The rehabilitation and restoration of land is a key strategy to recover services -goods and resources- ecosystems offer to the humankind. This paper reviews key examples to understand the superior effect of nature based solutions to enhance the sustainability of catchment systems by promoting desirable soil and landscape functions. The use of concepts such as connectivity and the theory of system thinking framework allowed to review coastal and river management as a guide to evaluate other strategies to achieve sustainability. In land management NBSs are not mainstream management.

Nature-based solutions: New influence for environmental management and research in Europe

Submitted by Stavros Stagakis on June 19, 2018 - 6:19pm

Greening roofs or walls to cool down city areas during summer, to capture storm water, to abate pollution, and to increase human well-being while enhancing biodiversity: nature-based solutions (NBS) refer to the sustainable management and use of nature for tackling societal challenges. Building on and complementing traditional biodiversity conservation and management strategies, NBS integrate science, policy, and practice and create biodiversity benefits in terms of diverse, well-managed ecosystems.

Linking social, ecological, and physical science to advance natural and nature-based protection for coastal communities

Submitted by Stavros Stagakis on June 19, 2018 - 6:15pm

Interest in the role that ecosystems play in reducing the impacts of coastal hazards has grown dramatically. Yet the magnitude and nature of their effects are highly context dependent, making it difficult to know under what conditions coastal habitats, such as saltmarshes, reefs, and forests, are likely to be effective for saving lives and protecting property. We operationalize the concept of natural and nature-based solutions for coastal protection by adopting an ecosystem services framework that propagates the outcome of a management action through ecosystems to societal benefits.

Managing wetlands for disaster risk reduction: A case study of the eastern Free State, South Africa

Submitted by Stavros Stagakis on June 19, 2018 - 6:00pm

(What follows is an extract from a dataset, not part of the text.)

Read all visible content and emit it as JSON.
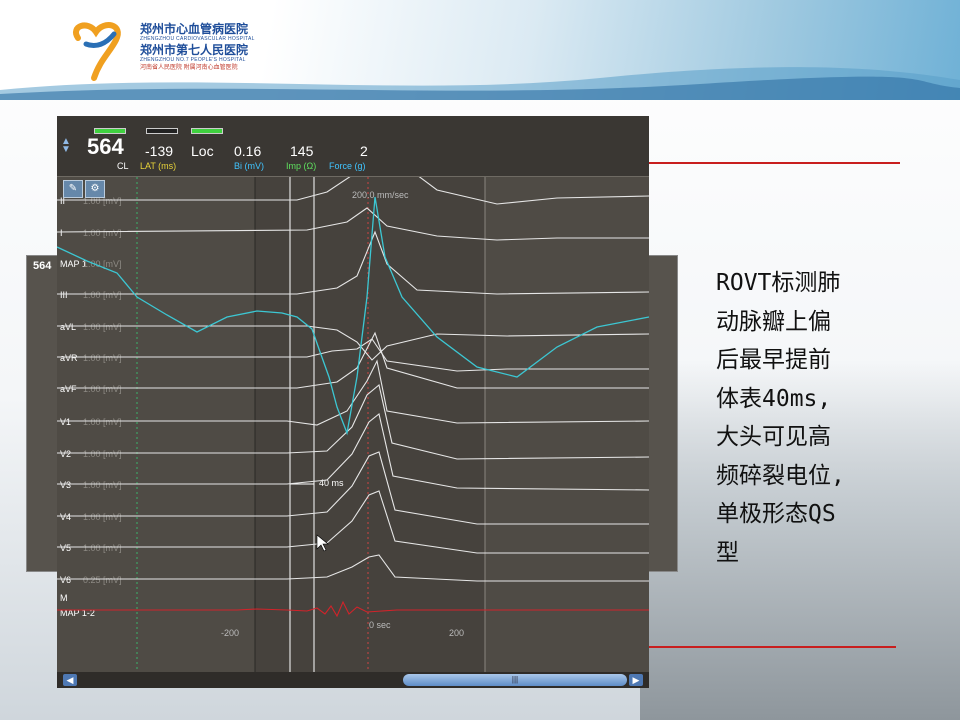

This article investigated the knowledge and practice of a nature-based solution to reduce disaster risks of drought, veld fires and floods using wetlands in the eastern Free State, South Africa. A mixed research method approach was used to collect primary data using three data collection tools, namely questionnaires, interviews and field observations. Ninety-five wetlands under communal and private ownership as well as a few in protected areas were sampled, with their users completing questionnaires.